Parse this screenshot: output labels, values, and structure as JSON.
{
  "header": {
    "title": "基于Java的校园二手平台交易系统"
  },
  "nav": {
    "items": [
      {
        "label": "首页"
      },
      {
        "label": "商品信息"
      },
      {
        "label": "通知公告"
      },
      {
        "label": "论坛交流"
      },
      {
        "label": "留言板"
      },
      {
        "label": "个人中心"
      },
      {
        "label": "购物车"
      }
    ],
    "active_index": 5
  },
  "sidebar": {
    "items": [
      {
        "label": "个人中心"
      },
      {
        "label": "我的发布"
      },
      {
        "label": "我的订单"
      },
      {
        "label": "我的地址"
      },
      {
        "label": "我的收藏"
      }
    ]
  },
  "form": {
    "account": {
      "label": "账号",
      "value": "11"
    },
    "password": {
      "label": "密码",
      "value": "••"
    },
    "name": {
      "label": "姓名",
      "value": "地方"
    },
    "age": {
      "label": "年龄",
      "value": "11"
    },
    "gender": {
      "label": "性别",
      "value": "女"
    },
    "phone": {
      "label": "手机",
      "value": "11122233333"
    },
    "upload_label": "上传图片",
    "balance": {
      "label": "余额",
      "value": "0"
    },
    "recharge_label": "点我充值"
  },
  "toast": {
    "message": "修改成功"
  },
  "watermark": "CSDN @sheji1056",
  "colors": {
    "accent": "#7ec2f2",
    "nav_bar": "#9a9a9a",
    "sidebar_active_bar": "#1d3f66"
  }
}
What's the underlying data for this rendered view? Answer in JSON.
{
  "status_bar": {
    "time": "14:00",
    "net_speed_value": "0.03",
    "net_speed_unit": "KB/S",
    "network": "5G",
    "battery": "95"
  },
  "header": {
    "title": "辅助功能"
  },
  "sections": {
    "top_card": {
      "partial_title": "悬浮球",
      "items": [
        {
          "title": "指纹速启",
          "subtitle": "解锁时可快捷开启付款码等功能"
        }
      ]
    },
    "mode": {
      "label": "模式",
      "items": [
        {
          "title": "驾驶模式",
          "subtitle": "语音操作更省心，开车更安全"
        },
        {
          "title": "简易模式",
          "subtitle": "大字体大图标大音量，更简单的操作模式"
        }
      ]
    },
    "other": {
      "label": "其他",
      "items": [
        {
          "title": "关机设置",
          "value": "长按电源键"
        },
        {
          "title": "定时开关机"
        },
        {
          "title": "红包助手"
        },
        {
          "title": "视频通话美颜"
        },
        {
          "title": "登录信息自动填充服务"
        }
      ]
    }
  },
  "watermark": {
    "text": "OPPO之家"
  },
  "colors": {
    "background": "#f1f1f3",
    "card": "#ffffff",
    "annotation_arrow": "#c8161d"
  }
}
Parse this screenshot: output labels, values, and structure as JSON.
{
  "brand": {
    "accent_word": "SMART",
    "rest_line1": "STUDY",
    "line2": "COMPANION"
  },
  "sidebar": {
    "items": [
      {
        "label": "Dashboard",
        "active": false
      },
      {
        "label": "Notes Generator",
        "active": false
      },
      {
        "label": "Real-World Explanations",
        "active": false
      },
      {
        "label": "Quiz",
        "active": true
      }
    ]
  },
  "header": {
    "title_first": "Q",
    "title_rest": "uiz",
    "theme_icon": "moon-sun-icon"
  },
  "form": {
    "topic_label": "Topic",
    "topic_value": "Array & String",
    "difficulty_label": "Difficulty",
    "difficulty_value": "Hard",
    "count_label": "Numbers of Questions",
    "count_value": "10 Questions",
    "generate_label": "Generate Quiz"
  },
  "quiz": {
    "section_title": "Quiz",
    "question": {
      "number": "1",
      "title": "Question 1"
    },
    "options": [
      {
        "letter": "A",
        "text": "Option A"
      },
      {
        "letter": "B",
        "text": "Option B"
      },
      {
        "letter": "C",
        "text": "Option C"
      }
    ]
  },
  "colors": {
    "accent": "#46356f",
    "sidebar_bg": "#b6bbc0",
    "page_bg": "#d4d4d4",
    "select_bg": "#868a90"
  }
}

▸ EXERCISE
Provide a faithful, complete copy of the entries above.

▸ RESULT FOR THIS EXERCISE
Parse this screenshot: output labels, values, and structure as JSON.
{
  "header": {
    "title": "基于Java的校园二手平台交易系统"
  },
  "nav": {
    "items": [
      {
        "label": "首页"
      },
      {
        "label": "商品信息"
      },
      {
        "label": "通知公告"
      },
      {
        "label": "论坛交流"
      },
      {
        "label": "留言板"
      },
      {
        "label": "个人中心"
      },
      {
        "label": "购物车"
      }
    ],
    "active_index": 5
  },
  "sidebar": {
    "items": [
      {
        "label": "个人中心"
      },
      {
        "label": "我的发布"
      },
      {
        "label": "我的订单"
      },
      {
        "label": "我的地址"
      },
      {
        "label": "我的收藏"
      }
    ]
  },
  "form": {
    "account": {
      "label": "账号",
      "value": "11"
    },
    "password": {
      "label": "密码",
      "value": "••"
    },
    "name": {
      "label": "姓名",
      "value": "地方"
    },
    "age": {
      "label": "年龄",
      "value": "11"
    },
    "gender": {
      "label": "性别",
      "value": "女"
    },
    "phone": {
      "label": "手机",
      "value": "11122233333"
    },
    "upload_label": "上传图片",
    "balance": {
      "label": "余额",
      "value": "0"
    },
    "recharge_label": "点我充值"
  },
  "toast": {
    "message": "修改成功"
  },
  "watermark": "CSDN @sheji1056",
  "colors": {
    "accent": "#7ec2f2",
    "nav_bar": "#9a9a9a",
    "sidebar_active_bar": "#1d3f66"
  }
}
What's the underlying data for this rendered view? Answer in JSON.
{
  "status_bar": {
    "time": "14:00",
    "net_speed_value": "0.03",
    "net_speed_unit": "KB/S",
    "network": "5G",
    "battery": "95"
  },
  "header": {
    "title": "辅助功能"
  },
  "sections": {
    "top_card": {
      "partial_title": "悬浮球",
      "items": [
        {
          "title": "指纹速启",
          "subtitle": "解锁时可快捷开启付款码等功能"
        }
      ]
    },
    "mode": {
      "label": "模式",
      "items": [
        {
          "title": "驾驶模式",
          "subtitle": "语音操作更省心，开车更安全"
        },
        {
          "title": "简易模式",
          "subtitle": "大字体大图标大音量，更简单的操作模式"
        }
      ]
    },
    "other": {
      "label": "其他",
      "items": [
        {
          "title": "关机设置",
          "value": "长按电源键"
        },
        {
          "title": "定时开关机"
        },
        {
          "title": "红包助手"
        },
        {
          "title": "视频通话美颜"
        },
        {
          "title": "登录信息自动填充服务"
        }
      ]
    }
  },
  "watermark": {
    "text": "OPPO之家"
  },
  "colors": {
    "background": "#f1f1f3",
    "card": "#ffffff",
    "annotation_arrow": "#c8161d"
  }
}
Parse this screenshot: output labels, values, and structure as JSON.
{
  "brand": {
    "accent_word": "SMART",
    "rest_line1": "STUDY",
    "line2": "COMPANION"
  },
  "sidebar": {
    "items": [
      {
        "label": "Dashboard",
        "active": false
      },
      {
        "label": "Notes Generator",
        "active": false
      },
      {
        "label": "Real-World Explanations",
        "active": false
      },
      {
        "label": "Quiz",
        "active": true
      }
    ]
  },
  "header": {
    "title_first": "Q",
    "title_rest": "uiz",
    "theme_icon": "moon-sun-icon"
  },
  "form": {
    "topic_label": "Topic",
    "topic_value": "Array & String",
    "difficulty_label": "Difficulty",
    "difficulty_value": "Hard",
    "count_label": "Numbers of Questions",
    "count_value": "10 Questions",
    "generate_label": "Generate Quiz"
  },
  "quiz": {
    "section_title": "Quiz",
    "question": {
      "number": "1",
      "title": "Question 1"
    },
    "options": [
      {
        "letter": "A",
        "text": "Option A"
      },
      {
        "letter": "B",
        "text": "Option B"
      },
      {
        "letter": "C",
        "text": "Option C"
      }
    ]
  },
  "colors": {
    "accent": "#46356f",
    "sidebar_bg": "#b6bbc0",
    "page_bg": "#d4d4d4",
    "select_bg": "#868a90"
  }
}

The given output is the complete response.